→ **RECORD EXCERPTS**:
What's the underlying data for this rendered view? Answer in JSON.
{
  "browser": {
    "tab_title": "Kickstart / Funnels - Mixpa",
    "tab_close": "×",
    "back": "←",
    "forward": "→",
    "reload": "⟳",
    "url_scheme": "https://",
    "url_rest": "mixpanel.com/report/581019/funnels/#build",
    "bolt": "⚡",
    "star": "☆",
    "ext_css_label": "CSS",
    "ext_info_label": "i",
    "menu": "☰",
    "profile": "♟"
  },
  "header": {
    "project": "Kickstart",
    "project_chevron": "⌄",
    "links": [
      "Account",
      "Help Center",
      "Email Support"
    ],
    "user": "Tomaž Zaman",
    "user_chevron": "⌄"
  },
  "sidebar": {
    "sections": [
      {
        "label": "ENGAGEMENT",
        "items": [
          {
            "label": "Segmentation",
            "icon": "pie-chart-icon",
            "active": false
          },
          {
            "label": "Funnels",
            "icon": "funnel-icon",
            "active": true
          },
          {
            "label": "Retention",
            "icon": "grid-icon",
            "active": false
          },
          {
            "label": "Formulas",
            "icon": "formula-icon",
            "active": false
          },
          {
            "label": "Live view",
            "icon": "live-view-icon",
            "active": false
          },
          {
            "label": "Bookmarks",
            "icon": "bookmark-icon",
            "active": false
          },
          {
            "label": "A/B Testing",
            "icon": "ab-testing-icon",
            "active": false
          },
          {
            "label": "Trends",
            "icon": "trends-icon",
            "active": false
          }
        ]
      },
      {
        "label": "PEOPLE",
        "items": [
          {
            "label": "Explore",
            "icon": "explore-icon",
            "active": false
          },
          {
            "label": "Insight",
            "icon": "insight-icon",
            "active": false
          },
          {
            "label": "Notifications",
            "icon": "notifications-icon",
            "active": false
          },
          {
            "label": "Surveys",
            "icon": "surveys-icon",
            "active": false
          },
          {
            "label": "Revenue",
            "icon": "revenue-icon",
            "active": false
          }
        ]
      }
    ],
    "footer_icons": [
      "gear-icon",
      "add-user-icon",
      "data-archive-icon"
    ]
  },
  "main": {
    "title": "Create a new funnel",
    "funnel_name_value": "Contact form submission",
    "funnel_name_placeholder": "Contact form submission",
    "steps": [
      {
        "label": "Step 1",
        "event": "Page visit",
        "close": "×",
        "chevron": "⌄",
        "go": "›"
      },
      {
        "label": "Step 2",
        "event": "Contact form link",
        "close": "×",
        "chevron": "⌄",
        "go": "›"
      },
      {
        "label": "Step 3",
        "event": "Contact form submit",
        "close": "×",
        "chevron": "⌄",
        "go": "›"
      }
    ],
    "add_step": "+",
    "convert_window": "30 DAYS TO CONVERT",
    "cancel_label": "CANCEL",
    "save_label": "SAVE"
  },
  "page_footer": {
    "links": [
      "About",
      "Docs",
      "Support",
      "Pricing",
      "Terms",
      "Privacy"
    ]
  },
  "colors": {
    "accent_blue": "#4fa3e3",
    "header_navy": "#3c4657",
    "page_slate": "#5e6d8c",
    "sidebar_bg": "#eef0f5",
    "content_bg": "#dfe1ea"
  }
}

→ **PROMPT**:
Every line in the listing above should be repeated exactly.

→ **SOLUTION BELOW**:
What's the underlying data for this rendered view? Answer in JSON.
{
  "browser": {
    "tab_title": "Kickstart / Funnels - Mixpa",
    "tab_close": "×",
    "back": "←",
    "forward": "→",
    "reload": "⟳",
    "url_scheme": "https://",
    "url_rest": "mixpanel.com/report/581019/funnels/#build",
    "bolt": "⚡",
    "star": "☆",
    "ext_css_label": "CSS",
    "ext_info_label": "i",
    "menu": "☰",
    "profile": "♟"
  },
  "header": {
    "project": "Kickstart",
    "project_chevron": "⌄",
    "links": [
      "Account",
      "Help Center",
      "Email Support"
    ],
    "user": "Tomaž Zaman",
    "user_chevron": "⌄"
  },
  "sidebar": {
    "sections": [
      {
        "label": "ENGAGEMENT",
        "items": [
          {
            "label": "Segmentation",
            "icon": "pie-chart-icon",
            "active": false
          },
          {
            "label": "Funnels",
            "icon": "funnel-icon",
            "active": true
          },
          {
            "label": "Retention",
            "icon": "grid-icon",
            "active": false
          },
          {
            "label": "Formulas",
            "icon": "formula-icon",
            "active": false
          },
          {
            "label": "Live view",
            "icon": "live-view-icon",
            "active": false
          },
          {
            "label": "Bookmarks",
            "icon": "bookmark-icon",
            "active": false
          },
          {
            "label": "A/B Testing",
            "icon": "ab-testing-icon",
            "active": false
          },
          {
            "label": "Trends",
            "icon": "trends-icon",
            "active": false
          }
        ]
      },
      {
        "label": "PEOPLE",
        "items": [
          {
            "label": "Explore",
            "icon": "explore-icon",
            "active": false
          },
          {
            "label": "Insight",
            "icon": "insight-icon",
            "active": false
          },
          {
            "label": "Notifications",
            "icon": "notifications-icon",
            "active": false
          },
          {
            "label": "Surveys",
            "icon": "surveys-icon",
            "active": false
          },
          {
            "label": "Revenue",
            "icon": "revenue-icon",
            "active": false
          }
        ]
      }
    ],
    "footer_icons": [
      "gear-icon",
      "add-user-icon",
      "data-archive-icon"
    ]
  },
  "main": {
    "title": "Create a new funnel",
    "funnel_name_value": "Contact form submission",
    "funnel_name_placeholder": "Contact form submission",
    "steps": [
      {
        "label": "Step 1",
        "event": "Page visit",
        "close": "×",
        "chevron": "⌄",
        "go": "›"
      },
      {
        "label": "Step 2",
        "event": "Contact form link",
        "close": "×",
        "chevron": "⌄",
        "go": "›"
      },
      {
        "label": "Step 3",
        "event": "Contact form submit",
        "close": "×",
        "chevron": "⌄",
        "go": "›"
      }
    ],
    "add_step": "+",
    "convert_window": "30 DAYS TO CONVERT",
    "cancel_label": "CANCEL",
    "save_label": "SAVE"
  },
  "page_footer": {
    "links": [
      "About",
      "Docs",
      "Support",
      "Pricing",
      "Terms",
      "Privacy"
    ]
  },
  "colors": {
    "accent_blue": "#4fa3e3",
    "header_navy": "#3c4657",
    "page_slate": "#5e6d8c",
    "sidebar_bg": "#eef0f5",
    "content_bg": "#dfe1ea"
  }
}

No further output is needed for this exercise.